Tan Pin Pin
Producer / Director – Singapore
“Banning To Singapore, with Love: the Aftermath”
Director Tan Pin Pin is Singapore’s foremost documentary director. She chronicles and questions the gaps in history, memory and documentation. Her films study the process of self-examination itself, rendering its complexities with emotional power and visual clarity. They have screened at the leading festivals including the Berlinale, Hot Docs, Busan, Cinéma du Réel, Visions du Réel, SXSW and at the Flaherty Seminar.
The Singaporean director has won or been nominated for more than 20 awards, most recently for her 2013 feature To Singapore, with Love (banned in Singapore) from Dubai International Film Festival. Previously, Invisible City (2007) won the Scam International Award at Cinéma du Réel. Singapore GaGa (2005) was voted Best Film, 2006, by Singapore’s The Straits Times. In Time to Come (2017) is her latest feature documentary, it currently being released in Singapore, as well as screening at festivals.
Filmmaker and Co-founder of Wathann Film Festival – Myanmar
“Censorship law & contemporary filmmaking in Myanmar”
Thaiddhi is a freelance filmmaker working on both documentary and fiction films, and has completed projects for local and international NGOs in locations all over Myanmar. His directorial debut Awake won the FAMU International Film award in 2009. Thu Thu Shein, Director of Wathann Film Festival is a graduate of the Myanmar National University of Arts and Culture’s Cinema and Drama program. On the film scene since 2005, her directorial debut A Million Threads won the Heinrich Boell Foundation Documentary Award in 2007. She has worked as either director or cinematographer on a number of productions. Thaiddhi and Thu Thu Shein run Third Floor Productions, which provides production services to local and international organizations and supports the development of independent filmmakers.
Thaiddhi and Thu Thu Shein co-founded the Wathann film Festival in 2010, and since then it has become one of the principle Myanmar organizations to support film education and media development in Myanmar. The first festival to promote independent film production in Myanmar, its educational program and workshops intend to train a new generation of Myanmar filmmakers in the diverse professions of the film industry.
Paul D. Grant
Professor of Film Studies at University of San Carlos – Philippines
Dr. Paul Grant teaches graduate cinema studies at the University of San Carlos, co-chairs the School of Architecture Fine Arts and Design Research Committee and is vice-president of CAMIRA (Cinema and Moving Image Research Assembly). He is the author of “Cinéma Militant: Political Filmmaking and May 1968,” co-author of “Lilas: An Illustrated History of the Golden Ages of Cebuano Cinema,” editor in chief of Sinekultura Film Journal, and editor at La Furia Umana journal.
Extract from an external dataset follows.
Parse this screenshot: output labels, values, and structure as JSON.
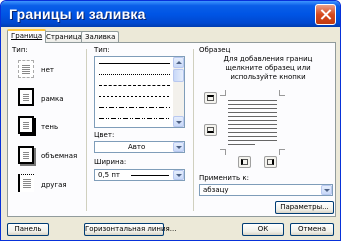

He has translated work by French film critic Serge Daney and Film theoretician Jean-Louis Schefer, and his writing has appeared in, among others, La Furia Umana, Situations: Project of the Radical Imagination, Film International, Philippine Quarterly of Culture and Society and Senses of Cinema. He is currently editing a collection of writing on Visayan cinema by the late D.M. Estabaya and a monograph on Philippine regional cinemas.